Even in businesses in which the owner and supervisors are sincerely interested in their workers and make a concerted effort to be good man­agers, problems still occur. Assuming that an employee does not dislike the supervisor, but that they are still not communicating effectively, it could be for one of the following reasons:

• Age differences. When the employee and supervisor are of widely different ages, either may be guilty of believing that they have nothing in common. Young people may tend to believe that the growing pains of life are known only to them. Older employees can be intimidated by the strength or impetuousness of younger ones or may have no patience with the inexperience of young workers, forgetting that they were once that young and inexperienced themselves.

• Education differences. Less educated employees may feel intimidated by a better educated, articulate supervisor. Young supervisors recently graduated from college can expect to be regarded suspiciously by the employees they direct. If the workers are appreciably older, more experienced, and have seniority with the firm, the young supervisor may be on the receiving end of a reverse snobbery.

• Sex differences. Certain types of ornamental horticulture businesses have been the domain of men for many years, due mainly to the need for physical strength to perform the work. Nurseries, landscape contractors, and lawn care firms have been dominated by male workers and have only recently started to accept women as both laborers and supervisors. A female supervisor may experience resentment or balking by some workers for no reason other than her sex, and the questions it raises in their minds about her knowledge and competence.

• Ethnic and background differences. The often illogical problems that develop between people from different cultures and economic backgrounds are known to most people of intelligence. For example, communications can be awkward between an employee and a

supervisor merely because one is from the city and the other from the country. It is not a case of disliking each other but of believing that they have nothing in common.

• Position or status differences. Some employees are not comfortable around authority figures, no matter how hard the supervisor tries to develop a good relationship. Supervisors who are promoted from the ranks may find that their former friends on the staff suddenly turn cool for this reason alone.

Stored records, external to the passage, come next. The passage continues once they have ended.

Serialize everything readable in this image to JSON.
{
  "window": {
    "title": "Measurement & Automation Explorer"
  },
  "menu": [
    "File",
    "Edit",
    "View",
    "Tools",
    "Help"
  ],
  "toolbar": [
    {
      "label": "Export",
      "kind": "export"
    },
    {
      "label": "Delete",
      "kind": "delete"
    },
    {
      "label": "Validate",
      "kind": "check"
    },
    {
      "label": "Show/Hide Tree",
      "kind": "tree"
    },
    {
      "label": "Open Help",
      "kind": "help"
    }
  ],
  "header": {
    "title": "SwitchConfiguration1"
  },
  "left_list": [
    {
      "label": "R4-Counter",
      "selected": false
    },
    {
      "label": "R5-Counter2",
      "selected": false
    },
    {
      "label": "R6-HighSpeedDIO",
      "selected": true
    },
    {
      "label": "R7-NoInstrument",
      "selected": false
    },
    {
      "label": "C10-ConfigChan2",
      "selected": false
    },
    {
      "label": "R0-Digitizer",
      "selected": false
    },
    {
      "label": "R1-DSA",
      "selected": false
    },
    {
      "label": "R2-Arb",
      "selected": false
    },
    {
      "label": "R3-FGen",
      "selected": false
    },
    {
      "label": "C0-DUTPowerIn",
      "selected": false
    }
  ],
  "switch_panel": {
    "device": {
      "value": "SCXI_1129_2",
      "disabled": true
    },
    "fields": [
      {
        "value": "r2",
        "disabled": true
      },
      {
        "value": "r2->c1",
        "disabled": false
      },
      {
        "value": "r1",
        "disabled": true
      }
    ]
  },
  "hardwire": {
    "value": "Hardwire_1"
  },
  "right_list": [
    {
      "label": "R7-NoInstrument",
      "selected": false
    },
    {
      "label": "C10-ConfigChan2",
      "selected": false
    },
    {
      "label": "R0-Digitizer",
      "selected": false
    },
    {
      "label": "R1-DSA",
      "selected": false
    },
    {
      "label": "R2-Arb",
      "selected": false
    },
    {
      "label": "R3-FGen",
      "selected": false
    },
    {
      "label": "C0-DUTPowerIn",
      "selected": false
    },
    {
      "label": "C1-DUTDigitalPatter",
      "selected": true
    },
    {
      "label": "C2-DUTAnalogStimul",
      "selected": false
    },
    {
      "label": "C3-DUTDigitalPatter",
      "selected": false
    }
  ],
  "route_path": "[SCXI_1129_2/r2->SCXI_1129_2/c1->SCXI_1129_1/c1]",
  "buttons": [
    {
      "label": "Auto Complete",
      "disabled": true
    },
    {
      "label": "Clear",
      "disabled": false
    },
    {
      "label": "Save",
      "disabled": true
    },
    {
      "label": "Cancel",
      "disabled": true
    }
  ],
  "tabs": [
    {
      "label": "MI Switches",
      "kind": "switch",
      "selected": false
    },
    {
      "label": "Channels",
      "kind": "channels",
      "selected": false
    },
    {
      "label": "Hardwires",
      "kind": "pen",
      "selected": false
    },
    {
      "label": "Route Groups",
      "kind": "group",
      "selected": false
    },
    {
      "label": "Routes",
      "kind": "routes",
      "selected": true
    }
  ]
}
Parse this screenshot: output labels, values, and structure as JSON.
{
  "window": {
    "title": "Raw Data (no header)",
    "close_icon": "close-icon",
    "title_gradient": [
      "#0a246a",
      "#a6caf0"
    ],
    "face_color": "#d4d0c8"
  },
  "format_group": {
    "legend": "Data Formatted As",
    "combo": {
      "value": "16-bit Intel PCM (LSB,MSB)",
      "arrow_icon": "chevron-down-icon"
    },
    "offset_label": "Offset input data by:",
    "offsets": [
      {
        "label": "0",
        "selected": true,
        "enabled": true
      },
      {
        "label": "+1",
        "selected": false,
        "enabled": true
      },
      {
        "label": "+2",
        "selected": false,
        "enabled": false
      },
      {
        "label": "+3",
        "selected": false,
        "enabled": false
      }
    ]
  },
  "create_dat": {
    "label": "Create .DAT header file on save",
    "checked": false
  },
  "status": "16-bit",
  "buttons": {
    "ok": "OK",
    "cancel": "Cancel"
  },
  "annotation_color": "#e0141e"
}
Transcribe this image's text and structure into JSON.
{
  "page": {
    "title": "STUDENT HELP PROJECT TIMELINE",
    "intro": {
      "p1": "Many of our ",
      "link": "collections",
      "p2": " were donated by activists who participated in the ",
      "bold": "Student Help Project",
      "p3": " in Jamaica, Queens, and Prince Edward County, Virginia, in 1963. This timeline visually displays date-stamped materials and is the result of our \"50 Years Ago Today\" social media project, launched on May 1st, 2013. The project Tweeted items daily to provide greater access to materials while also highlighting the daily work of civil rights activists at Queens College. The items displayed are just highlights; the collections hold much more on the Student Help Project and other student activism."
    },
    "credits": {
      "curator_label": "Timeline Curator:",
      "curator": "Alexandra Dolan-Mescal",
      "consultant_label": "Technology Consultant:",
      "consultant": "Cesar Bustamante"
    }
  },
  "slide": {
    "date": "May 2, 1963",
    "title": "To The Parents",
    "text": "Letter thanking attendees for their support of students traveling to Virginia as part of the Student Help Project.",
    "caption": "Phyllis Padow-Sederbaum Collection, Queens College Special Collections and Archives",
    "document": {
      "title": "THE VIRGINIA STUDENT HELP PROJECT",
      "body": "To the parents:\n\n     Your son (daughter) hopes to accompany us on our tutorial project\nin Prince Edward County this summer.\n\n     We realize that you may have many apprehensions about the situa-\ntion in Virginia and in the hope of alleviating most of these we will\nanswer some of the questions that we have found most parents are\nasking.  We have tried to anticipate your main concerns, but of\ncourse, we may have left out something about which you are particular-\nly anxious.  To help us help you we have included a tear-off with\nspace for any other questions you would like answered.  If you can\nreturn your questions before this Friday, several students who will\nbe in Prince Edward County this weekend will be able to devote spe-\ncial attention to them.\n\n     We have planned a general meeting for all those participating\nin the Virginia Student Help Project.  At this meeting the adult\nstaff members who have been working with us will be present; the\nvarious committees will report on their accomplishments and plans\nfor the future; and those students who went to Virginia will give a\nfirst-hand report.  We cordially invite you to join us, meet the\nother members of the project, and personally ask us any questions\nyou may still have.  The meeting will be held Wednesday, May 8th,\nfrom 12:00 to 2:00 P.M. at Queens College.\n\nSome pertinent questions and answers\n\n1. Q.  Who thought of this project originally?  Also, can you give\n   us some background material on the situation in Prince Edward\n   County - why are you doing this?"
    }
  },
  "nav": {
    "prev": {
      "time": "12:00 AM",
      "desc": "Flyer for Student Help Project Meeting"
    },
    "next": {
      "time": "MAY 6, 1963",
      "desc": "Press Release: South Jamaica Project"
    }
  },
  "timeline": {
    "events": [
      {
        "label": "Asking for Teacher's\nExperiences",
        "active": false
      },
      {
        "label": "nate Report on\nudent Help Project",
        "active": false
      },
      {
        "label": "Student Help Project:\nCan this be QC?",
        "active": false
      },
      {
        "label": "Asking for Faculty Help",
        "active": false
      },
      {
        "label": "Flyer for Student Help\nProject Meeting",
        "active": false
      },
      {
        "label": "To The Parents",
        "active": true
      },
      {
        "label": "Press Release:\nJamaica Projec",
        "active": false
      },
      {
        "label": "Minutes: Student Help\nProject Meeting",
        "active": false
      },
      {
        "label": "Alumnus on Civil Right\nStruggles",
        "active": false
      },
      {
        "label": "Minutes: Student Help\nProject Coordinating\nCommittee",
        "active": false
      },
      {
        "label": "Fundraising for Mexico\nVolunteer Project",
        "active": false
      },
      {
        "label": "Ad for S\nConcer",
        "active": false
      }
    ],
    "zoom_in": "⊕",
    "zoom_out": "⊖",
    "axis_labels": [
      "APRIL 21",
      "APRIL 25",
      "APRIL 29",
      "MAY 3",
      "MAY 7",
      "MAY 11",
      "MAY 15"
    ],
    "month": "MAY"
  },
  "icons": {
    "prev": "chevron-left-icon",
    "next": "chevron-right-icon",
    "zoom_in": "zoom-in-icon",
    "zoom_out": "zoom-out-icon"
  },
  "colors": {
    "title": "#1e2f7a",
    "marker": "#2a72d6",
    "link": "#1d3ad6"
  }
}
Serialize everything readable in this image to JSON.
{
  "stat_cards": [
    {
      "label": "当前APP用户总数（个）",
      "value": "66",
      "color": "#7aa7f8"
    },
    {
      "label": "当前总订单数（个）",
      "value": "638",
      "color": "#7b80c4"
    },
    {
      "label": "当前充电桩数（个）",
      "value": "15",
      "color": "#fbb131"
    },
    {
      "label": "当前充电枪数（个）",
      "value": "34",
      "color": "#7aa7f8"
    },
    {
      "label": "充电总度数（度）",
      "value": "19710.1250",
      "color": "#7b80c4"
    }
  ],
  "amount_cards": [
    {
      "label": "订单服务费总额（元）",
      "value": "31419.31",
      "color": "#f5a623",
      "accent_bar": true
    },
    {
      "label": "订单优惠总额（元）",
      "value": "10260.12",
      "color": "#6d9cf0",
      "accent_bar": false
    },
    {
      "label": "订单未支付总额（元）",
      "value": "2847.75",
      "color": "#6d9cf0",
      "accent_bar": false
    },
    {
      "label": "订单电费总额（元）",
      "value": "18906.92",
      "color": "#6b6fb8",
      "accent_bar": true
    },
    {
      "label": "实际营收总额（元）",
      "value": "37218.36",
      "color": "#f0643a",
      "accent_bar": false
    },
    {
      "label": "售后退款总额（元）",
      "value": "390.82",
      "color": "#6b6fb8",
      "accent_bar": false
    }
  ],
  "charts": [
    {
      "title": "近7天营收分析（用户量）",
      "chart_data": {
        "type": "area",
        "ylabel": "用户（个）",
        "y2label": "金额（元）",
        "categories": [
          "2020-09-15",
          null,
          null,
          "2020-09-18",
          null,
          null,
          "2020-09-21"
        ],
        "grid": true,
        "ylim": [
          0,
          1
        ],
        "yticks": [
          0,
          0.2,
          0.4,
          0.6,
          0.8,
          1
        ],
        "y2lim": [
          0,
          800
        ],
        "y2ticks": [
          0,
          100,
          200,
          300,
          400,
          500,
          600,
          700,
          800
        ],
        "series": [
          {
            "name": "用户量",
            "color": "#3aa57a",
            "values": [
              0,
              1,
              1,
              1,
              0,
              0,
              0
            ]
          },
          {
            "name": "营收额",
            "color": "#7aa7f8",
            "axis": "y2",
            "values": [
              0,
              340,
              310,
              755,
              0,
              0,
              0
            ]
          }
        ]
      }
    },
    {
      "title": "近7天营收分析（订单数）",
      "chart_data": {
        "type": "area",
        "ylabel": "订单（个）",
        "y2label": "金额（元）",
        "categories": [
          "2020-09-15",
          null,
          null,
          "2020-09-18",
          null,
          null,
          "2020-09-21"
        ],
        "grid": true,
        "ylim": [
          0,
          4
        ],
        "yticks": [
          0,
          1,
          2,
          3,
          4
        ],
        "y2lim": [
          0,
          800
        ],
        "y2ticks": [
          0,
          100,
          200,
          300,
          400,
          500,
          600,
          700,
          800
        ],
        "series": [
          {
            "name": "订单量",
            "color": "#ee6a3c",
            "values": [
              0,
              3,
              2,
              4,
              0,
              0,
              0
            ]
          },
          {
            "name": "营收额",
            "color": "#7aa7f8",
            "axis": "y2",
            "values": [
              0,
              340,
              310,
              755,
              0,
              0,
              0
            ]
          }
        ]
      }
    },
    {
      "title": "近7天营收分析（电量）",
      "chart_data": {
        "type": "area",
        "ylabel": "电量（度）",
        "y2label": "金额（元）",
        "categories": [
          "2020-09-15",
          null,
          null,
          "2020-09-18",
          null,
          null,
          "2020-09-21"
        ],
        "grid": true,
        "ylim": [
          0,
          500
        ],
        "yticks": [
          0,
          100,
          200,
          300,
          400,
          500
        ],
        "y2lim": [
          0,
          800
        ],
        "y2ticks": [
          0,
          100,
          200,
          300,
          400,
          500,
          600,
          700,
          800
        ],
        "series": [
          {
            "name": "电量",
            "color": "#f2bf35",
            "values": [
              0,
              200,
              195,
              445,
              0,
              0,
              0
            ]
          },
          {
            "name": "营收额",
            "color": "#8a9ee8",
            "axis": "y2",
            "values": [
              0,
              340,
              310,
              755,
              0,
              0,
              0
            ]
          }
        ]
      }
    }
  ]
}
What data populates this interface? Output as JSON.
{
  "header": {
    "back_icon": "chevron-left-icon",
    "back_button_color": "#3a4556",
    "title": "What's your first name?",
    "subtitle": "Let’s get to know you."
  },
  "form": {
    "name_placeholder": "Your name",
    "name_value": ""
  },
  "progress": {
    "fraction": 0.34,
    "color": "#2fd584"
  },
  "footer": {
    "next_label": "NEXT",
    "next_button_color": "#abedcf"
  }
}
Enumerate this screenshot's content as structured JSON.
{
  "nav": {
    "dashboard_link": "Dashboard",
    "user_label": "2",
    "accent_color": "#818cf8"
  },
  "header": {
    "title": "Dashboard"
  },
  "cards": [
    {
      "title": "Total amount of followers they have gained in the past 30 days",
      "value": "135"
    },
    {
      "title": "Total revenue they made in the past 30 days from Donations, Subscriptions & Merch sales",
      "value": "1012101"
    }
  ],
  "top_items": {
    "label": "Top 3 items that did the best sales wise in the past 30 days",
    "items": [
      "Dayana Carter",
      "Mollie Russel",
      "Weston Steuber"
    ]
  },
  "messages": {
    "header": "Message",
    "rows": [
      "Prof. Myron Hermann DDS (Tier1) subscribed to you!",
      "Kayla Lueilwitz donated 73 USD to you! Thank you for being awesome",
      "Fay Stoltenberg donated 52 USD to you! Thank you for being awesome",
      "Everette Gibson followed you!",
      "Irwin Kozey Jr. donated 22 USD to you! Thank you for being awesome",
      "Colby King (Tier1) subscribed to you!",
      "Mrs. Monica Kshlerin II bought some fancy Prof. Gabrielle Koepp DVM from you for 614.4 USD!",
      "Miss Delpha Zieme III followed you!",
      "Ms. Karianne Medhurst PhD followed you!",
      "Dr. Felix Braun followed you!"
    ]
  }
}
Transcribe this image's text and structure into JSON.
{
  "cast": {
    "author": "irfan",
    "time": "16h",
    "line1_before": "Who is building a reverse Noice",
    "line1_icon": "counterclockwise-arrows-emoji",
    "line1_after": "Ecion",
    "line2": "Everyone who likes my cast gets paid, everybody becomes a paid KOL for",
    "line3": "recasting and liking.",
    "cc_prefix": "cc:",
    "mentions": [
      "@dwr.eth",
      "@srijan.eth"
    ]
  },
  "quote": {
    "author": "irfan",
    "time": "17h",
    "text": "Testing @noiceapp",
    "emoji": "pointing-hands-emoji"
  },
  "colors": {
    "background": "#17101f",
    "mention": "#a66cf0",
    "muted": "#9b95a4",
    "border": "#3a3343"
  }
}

If one or more of these factors leads to complications of the human relations within a firm, it may or may not affect the workers’ productiv­ity, but it will affect their job satisfaction. As much as possible, a good supervisor or manager will seek to break down barriers that stand in the way of communication. Seldom will workers initiate the action.

Reconciliation of differences requires that supervisors seek out and emphasize the many areas that they and the employees have in com­mon. Stressing areas of common interest and similarity, while tolerat­ing differences that do not affect the business, can eliminate or at least minimize the areas of difference.